*PROMPT*. In full and without deviation, write out the entries that follow.

━━━━━ EXERCISE MATERIAL ━━━━━

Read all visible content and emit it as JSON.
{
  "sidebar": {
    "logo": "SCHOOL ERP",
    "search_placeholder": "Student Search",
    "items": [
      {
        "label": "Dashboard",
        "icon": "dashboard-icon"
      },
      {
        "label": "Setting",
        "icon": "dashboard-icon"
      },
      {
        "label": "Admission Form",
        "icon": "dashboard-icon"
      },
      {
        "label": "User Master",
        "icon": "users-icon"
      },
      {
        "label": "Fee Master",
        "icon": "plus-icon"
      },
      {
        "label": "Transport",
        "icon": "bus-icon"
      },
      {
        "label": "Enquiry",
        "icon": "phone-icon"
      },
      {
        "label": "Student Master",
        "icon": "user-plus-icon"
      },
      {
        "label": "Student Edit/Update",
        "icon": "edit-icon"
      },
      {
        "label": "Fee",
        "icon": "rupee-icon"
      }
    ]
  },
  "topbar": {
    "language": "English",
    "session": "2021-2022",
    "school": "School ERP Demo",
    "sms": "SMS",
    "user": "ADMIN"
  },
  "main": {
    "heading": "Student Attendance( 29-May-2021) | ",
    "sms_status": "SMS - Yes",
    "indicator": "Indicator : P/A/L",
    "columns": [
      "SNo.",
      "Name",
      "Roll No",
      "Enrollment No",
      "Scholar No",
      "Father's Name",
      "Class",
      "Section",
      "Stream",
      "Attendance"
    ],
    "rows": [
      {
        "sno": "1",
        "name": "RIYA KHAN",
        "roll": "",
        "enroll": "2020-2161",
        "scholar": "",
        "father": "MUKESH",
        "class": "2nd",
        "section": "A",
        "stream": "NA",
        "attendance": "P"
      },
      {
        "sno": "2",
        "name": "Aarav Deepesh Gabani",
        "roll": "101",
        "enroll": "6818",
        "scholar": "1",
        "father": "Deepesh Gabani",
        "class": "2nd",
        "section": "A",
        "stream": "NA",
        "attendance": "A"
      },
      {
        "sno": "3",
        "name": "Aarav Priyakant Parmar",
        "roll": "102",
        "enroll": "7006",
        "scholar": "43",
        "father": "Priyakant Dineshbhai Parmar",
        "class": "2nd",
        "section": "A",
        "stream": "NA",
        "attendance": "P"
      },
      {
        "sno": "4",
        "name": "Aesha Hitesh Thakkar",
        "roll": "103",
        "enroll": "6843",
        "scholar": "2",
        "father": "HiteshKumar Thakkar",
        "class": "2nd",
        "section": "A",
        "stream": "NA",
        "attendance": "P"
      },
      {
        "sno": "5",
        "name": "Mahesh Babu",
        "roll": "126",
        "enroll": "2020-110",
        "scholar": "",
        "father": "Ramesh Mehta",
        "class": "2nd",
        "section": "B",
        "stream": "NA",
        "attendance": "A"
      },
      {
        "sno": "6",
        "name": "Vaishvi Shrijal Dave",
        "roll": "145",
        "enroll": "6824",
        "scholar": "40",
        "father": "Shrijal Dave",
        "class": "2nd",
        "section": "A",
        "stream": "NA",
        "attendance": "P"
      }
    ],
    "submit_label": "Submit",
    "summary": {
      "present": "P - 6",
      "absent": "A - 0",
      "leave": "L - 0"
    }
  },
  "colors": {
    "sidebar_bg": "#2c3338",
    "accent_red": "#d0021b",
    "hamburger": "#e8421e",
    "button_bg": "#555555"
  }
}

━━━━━

*COMPLETED EXERCISE*.
Read all visible content and emit it as JSON.
{
  "sidebar": {
    "logo": "SCHOOL ERP",
    "search_placeholder": "Student Search",
    "items": [
      {
        "label": "Dashboard",
        "icon": "dashboard-icon"
      },
      {
        "label": "Setting",
        "icon": "dashboard-icon"
      },
      {
        "label": "Admission Form",
        "icon": "dashboard-icon"
      },
      {
        "label": "User Master",
        "icon": "users-icon"
      },
      {
        "label": "Fee Master",
        "icon": "plus-icon"
      },
      {
        "label": "Transport",
        "icon": "bus-icon"
      },
      {
        "label": "Enquiry",
        "icon": "phone-icon"
      },
      {
        "label": "Student Master",
        "icon": "user-plus-icon"
      },
      {
        "label": "Student Edit/Update",
        "icon": "edit-icon"
      },
      {
        "label": "Fee",
        "icon": "rupee-icon"
      }
    ]
  },
  "topbar": {
    "language": "English",
    "session": "2021-2022",
    "school": "School ERP Demo",
    "sms": "SMS",
    "user": "ADMIN"
  },
  "main": {
    "heading": "Student Attendance( 29-May-2021) | ",
    "sms_status": "SMS - Yes",
    "indicator": "Indicator : P/A/L",
    "columns": [
      "SNo.",
      "Name",
      "Roll No",
      "Enrollment No",
      "Scholar No",
      "Father's Name",
      "Class",
      "Section",
      "Stream",
      "Attendance"
    ],
    "rows": [
      {
        "sno": "1",
        "name": "RIYA KHAN",
        "roll": "",
        "enroll": "2020-2161",
        "scholar": "",
        "father": "MUKESH",
        "class": "2nd",
        "section": "A",
        "stream": "NA",
        "attendance": "P"
      },
      {
        "sno": "2",
        "name": "Aarav Deepesh Gabani",
        "roll": "101",
        "enroll": "6818",
        "scholar": "1",
        "father": "Deepesh Gabani",
        "class": "2nd",
        "section": "A",
        "stream": "NA",
        "attendance": "A"
      },
      {
        "sno": "3",
        "name": "Aarav Priyakant Parmar",
        "roll": "102",
        "enroll": "7006",
        "scholar": "43",
        "father": "Priyakant Dineshbhai Parmar",
        "class": "2nd",
        "section": "A",
        "stream": "NA",
        "attendance": "P"
      },
      {
        "sno": "4",
        "name": "Aesha Hitesh Thakkar",
        "roll": "103",
        "enroll": "6843",
        "scholar": "2",
        "father": "HiteshKumar Thakkar",
        "class": "2nd",
        "section": "A",
        "stream": "NA",
        "attendance": "P"
      },
      {
        "sno": "5",
        "name": "Mahesh Babu",
        "roll": "126",
        "enroll": "2020-110",
        "scholar": "",
        "father": "Ramesh Mehta",
        "class": "2nd",
        "section": "B",
        "stream": "NA",
        "attendance": "A"
      },
      {
        "sno": "6",
        "name": "Vaishvi Shrijal Dave",
        "roll": "145",
        "enroll": "6824",
        "scholar": "40",
        "father": "Shrijal Dave",
        "class": "2nd",
        "section": "A",
        "stream": "NA",
        "attendance": "P"
      }
    ],
    "submit_label": "Submit",
    "summary": {
      "present": "P - 6",
      "absent": "A - 0",
      "leave": "L - 0"
    }
  },
  "colors": {
    "sidebar_bg": "#2c3338",
    "accent_red": "#d0021b",
    "hamburger": "#e8421e",
    "button_bg": "#555555"
  }
}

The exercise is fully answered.